A suite of toolkits that permit the analysis of single-cell variability in different classes of biomolecules, including genome, epigenome, transcriptome, proteome, and metabolome, have been developed at a lightning pace.2 Tools for simultaneous quantification of multiple omics from the same single cells also emerge in the last couple of years. Such measurements significantly improve our understanding of the extent, cause, and consequences of cellular heterogeneity in cancer and allow researchers to ask questions from perspectives previously unattainable. Importantly, single-cell multiomics are moving toward the clinical arena with more and more exciting translational and clinical applications demonstrated, as exemplified by immuno-oncology.3

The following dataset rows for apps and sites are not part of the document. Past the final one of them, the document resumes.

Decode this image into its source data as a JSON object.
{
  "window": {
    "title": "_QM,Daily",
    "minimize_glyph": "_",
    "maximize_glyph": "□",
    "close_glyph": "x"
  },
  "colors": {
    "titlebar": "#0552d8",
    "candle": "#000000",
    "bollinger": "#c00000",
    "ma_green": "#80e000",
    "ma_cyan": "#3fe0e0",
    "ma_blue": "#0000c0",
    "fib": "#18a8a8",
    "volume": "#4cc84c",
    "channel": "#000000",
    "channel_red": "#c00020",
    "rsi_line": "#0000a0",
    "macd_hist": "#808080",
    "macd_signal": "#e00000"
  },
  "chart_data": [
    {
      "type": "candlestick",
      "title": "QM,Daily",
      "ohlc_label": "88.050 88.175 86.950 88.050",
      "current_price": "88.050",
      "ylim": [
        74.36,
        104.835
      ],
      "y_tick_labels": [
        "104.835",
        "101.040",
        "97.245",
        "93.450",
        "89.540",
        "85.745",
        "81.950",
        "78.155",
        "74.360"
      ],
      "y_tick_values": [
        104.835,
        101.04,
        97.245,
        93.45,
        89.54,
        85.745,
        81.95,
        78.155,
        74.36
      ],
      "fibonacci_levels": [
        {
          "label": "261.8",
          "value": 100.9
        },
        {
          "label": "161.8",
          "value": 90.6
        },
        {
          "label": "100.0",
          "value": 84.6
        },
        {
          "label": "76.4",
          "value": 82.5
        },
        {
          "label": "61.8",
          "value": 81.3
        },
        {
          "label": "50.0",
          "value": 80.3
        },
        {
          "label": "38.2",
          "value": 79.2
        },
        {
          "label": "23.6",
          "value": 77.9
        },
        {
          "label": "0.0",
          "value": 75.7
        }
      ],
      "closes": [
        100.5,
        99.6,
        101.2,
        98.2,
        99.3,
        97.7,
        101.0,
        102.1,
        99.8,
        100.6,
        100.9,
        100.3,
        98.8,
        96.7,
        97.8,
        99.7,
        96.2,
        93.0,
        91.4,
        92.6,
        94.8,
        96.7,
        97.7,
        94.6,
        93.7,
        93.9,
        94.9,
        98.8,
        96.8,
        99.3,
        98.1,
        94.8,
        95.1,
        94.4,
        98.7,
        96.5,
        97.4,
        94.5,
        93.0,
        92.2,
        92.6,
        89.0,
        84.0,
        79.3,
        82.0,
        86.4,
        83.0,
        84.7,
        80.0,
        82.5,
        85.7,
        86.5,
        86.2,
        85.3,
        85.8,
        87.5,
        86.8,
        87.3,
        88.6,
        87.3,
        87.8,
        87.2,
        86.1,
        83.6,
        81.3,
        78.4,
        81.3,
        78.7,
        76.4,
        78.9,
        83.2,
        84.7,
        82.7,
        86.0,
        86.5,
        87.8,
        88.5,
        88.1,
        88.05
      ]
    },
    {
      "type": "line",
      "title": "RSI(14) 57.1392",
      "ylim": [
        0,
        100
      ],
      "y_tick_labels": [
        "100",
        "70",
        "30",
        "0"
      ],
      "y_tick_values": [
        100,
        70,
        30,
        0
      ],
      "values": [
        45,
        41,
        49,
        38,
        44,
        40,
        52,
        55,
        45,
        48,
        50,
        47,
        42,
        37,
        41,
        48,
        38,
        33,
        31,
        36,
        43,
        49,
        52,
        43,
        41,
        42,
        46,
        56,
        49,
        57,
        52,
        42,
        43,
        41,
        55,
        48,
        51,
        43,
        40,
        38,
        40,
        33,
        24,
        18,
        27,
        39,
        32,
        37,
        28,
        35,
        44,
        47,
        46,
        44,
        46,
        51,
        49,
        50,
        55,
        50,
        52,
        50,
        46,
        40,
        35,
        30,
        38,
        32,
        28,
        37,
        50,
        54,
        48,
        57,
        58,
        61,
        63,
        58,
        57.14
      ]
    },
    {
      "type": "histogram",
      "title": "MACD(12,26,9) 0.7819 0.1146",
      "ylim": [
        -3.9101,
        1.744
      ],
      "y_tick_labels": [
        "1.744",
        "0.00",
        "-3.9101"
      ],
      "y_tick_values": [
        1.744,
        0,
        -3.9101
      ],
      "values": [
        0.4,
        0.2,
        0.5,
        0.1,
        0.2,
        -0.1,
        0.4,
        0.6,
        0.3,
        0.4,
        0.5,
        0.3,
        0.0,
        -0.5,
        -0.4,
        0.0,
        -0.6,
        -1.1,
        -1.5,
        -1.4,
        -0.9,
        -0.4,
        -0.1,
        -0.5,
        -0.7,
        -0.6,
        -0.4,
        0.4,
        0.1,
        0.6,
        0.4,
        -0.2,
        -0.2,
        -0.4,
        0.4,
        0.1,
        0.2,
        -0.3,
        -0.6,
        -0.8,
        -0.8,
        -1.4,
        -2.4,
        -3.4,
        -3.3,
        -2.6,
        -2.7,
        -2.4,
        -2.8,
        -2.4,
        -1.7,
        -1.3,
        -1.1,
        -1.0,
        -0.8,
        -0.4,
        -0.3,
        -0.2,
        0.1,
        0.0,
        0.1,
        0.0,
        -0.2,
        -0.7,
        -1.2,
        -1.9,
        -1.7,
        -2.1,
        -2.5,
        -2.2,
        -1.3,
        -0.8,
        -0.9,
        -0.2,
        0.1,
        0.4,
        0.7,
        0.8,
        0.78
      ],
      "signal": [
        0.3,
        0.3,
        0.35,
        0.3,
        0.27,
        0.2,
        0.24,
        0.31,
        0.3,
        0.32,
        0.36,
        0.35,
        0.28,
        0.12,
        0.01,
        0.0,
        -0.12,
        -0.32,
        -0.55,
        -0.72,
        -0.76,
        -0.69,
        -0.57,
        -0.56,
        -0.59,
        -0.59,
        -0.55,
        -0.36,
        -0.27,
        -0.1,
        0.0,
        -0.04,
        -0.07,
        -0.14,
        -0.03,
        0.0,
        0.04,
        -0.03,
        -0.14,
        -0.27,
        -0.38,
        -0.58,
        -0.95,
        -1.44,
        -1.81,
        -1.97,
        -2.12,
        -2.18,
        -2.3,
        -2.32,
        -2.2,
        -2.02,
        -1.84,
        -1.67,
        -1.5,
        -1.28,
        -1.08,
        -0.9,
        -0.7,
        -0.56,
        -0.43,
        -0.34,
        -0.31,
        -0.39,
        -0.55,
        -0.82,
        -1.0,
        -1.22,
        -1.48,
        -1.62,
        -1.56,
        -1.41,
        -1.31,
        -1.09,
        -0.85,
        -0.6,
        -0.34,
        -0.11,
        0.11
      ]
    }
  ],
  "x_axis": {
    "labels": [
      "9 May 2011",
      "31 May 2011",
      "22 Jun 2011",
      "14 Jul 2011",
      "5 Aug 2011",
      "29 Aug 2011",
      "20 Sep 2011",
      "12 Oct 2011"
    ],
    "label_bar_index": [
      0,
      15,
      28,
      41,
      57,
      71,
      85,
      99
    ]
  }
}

Single-cell multiomics approaches have been used to depict the tumor-immune ecosystem of many cancer types at unprecedented resolution.4 Such analysis would allow resolving the tumor clonal structure and dissecting the tumor microenvironment, which is critical to understanding antitumor immune responses, immune evasion, and metastasis. In addition to precisely dissecting the complex architecture of tumors, single-cell omics approaches can also identify and characterize rare and significant cell types, such as circulating tumor cells or antigen-reactive T cells in blood samples.5 The rarity of these cell types precludes their analysis at the bulk level. Non- or minimal invasiveness of blood cell sampling permits longitudinal monitoring of patients to examine the dynamic evolution of tumor and immune cell repertoire. It also allows for frequent examination of therapeutic response and resistance development. Single-cell profiling has also been used to monitor the polyfunctionality of engineered T cells for adoptive cell transfer immunotherapy including T cell receptor-engineered T cell (TCR-T) and chimeric antigen receptor T cell (CAR-T) therapies,6 and to identify novel T cell populations that are predictive for checkpoint immunotherapy.7

Accompanying these exciting translational studies is the increasingly large amount of high-dimensional single-cell data sets to help improve our understanding of disease etiology and treatment mechanisms. However, how to develop new analytical algorithms to analyze and make sense of such high-dimensional data has been a major challenge.8 The development of computational and systems biology approaches specifically for analyzing single-cell data represents a pressing need in this field. This special issue, therefore, aims to also solicit contributions in computational and informatics technologies for single-cell omics.

The regular submission is due by October 15, 2019. However, late submissions will still be given full consideration, but may run into the risk that the accepted manuscript might miss the production schedule to be included in the special issue. While this special issue will appear in the spring of 2020, all manuscripts can be published online upon acceptance ahead of inclusion in the issue, fully citable by digital object identifier (DOI). This special issue will serve as a forum to showcase latest progress in single-cell omics with applications to immuno-oncology and/or cancer systems biology.

Acknowledgements

The authors acknowledge Institute for Systems Biology and Yale University.

    Conflict of Interest

    The authors declare no conflict of interest.